Your goal → All entries must be given again in full, exactly as they were supplied.

Information supplied →
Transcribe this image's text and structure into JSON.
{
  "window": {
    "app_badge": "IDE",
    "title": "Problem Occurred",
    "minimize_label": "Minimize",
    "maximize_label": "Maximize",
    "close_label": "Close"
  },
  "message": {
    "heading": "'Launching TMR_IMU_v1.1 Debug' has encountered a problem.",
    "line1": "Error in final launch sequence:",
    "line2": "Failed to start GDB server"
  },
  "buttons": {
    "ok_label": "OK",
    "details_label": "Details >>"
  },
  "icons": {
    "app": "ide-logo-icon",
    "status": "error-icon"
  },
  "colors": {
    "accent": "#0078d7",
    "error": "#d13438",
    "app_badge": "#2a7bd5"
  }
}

Written answer →
Transcribe this image's text and structure into JSON.
{
  "window": {
    "app_badge": "IDE",
    "title": "Problem Occurred",
    "minimize_label": "Minimize",
    "maximize_label": "Maximize",
    "close_label": "Close"
  },
  "message": {
    "heading": "'Launching TMR_IMU_v1.1 Debug' has encountered a problem.",
    "line1": "Error in final launch sequence:",
    "line2": "Failed to start GDB server"
  },
  "buttons": {
    "ok_label": "OK",
    "details_label": "Details >>"
  },
  "icons": {
    "app": "ide-logo-icon",
    "status": "error-icon"
  },
  "colors": {
    "accent": "#0078d7",
    "error": "#d13438",
    "app_badge": "#2a7bd5"
  }
}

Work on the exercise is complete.